- When you see your neighbor outside doing something, join them if appropriate.
- Join a club of some-sort with the purpose of being light. For instance, Boy scouts, cub scouts, radio-controlled racing clubs, sports teams, sewing guilds, political causes, big-brothers/big sisters, volunteer at a local hospital, host an international student, volunteer at the crisis pregnancy center. Be involved in whatever interests you! To be light, you don't have to be involved with a "Christian institution."
If you involve yourself in one of these activities, consider it an outreach of Rock Valley Bible Church. Then, tell us about it that we might pray for your outreach ministry to Rockford.
It doesn't bother me in the least if you men cannot come to Men's Equippers because your children are involved in soccer and your heart is to be light to those who have no light. It isn't a bad thing to choose answering the phone for the crisis pregnancy center, and miss a Wednesday night ladies Bible study. Evangelistic opportunities are always valid excuses for missing some church function, because that is the very work of the church.
This is my heart for Rock Valley Bible Church being salt and light to Rockford. May we never be so involved in the church, that we no longer have time to illumine the world with the gospel. I would love to see the people at Rock Valley Bible Church have such a heart.
For some of you, it might be the best thing for you to simply come to every event that Rock Valley Bible Church has so that you can be rooted and grounded in the word of God. For others of you, it might be time to reach out to our community and serve it in whatever way you can for the purpose of being a light to the world. I know of one church, whose motto is, "Come, Grow, Go." The idea is that people come to church and get involved so that they grow in the faith. But the end result is that they would go forth from the church to shine their light. May Rock Valley Bible Church be such a "Come, Grow, Go" church.
As one missionary hymn said,
"Can we whose
souls are lighted
with wisdom from on high
Can we to men benighted,
The lamp of life deny?"
(by Reginald Heber)
This is my heart, because I believe that it is the heart of Jesus. Jesus said, "Let your light shine." This is what I have been seeking to push you to this morning. Shine your light!
Notice how Jesus tells us to shine our light. Jesus is telling his disciples to behave in such a way as to direct any attention that you may get to God and not to yourself. Do you realize how difficult this is? More often then not, godly behavior isn't ever associated with God. What do people often say when they see you do a good deed? "What a kind person you are!" "My what a nice thing you did." If people ever associate your deeds with a religious significance, it is usually related to the person doing the good deed. "I'm sure you will go to heaven." (See John Chapman's book, Know and Tell the Gospel, p. 55).

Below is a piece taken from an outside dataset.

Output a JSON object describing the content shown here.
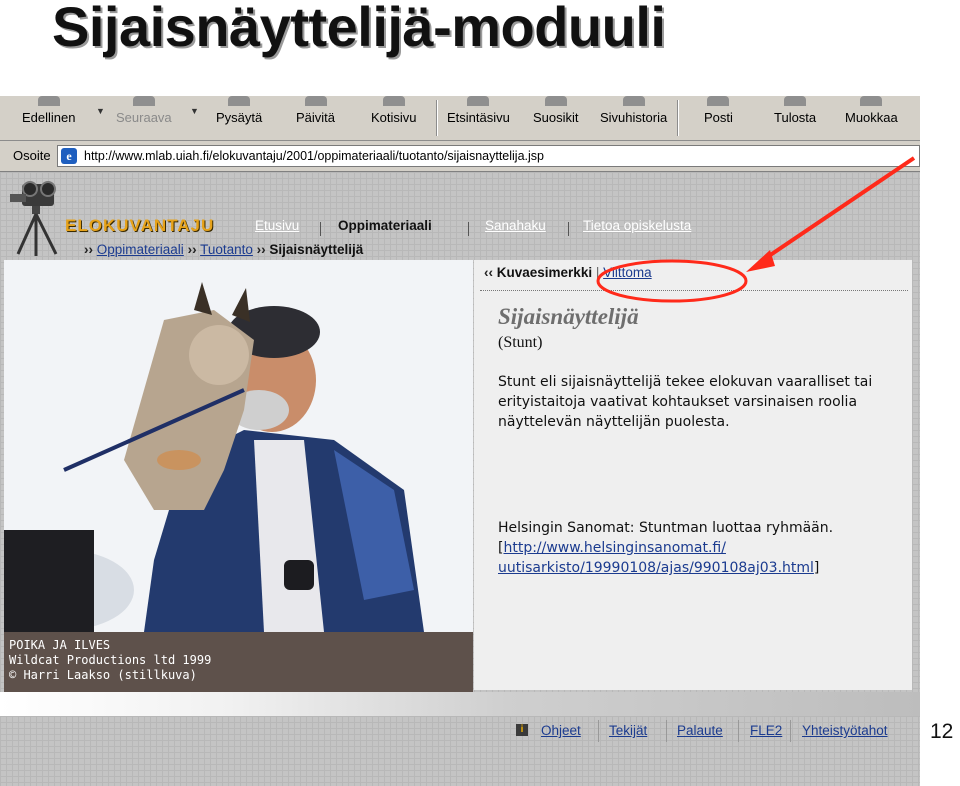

People need to see that you are a genuine Christian, not so that you might be well spoken of, nor to be like the Pharisees were. It was said of the Pharisees that they practiced their righteousness "men to be noticed by them" (Matt. 6:1). Rather, you need to "practice your righteousness before men in such a way as to draw attention away from you, and unto God." I don't know of any other way to do this, but to open your mouth and let others know that you are a Christian and the reason why you are doing the things you do. Those in the world deny God. They only look at things on a human level. The fool who says in his heart, "There is no God," (Ps. 14:1), will only be directed godward when he is told why you are doing your good deeds. It is your good deeds that will attract the attention of the world and give you an opportunity to reflect all praise to God, who has given you a desire to serve the world in such a way as this.
Jesus says that kingdom citizens are salt and light to the world. Saltless salt, is good for nothing, but to be thrown out and trampled by the foot of men. A burned out light bulb is good for nothing, but to be thrown out and sent to the garbage dump. May we of Rock Valley Bible church be found to be salt and light in this dark and wicked world.
This sermon was
delivered to Rock Valley Bible Church on April 28, 2002 by Steve
For more information see www.rockvalleybiblechurch.org.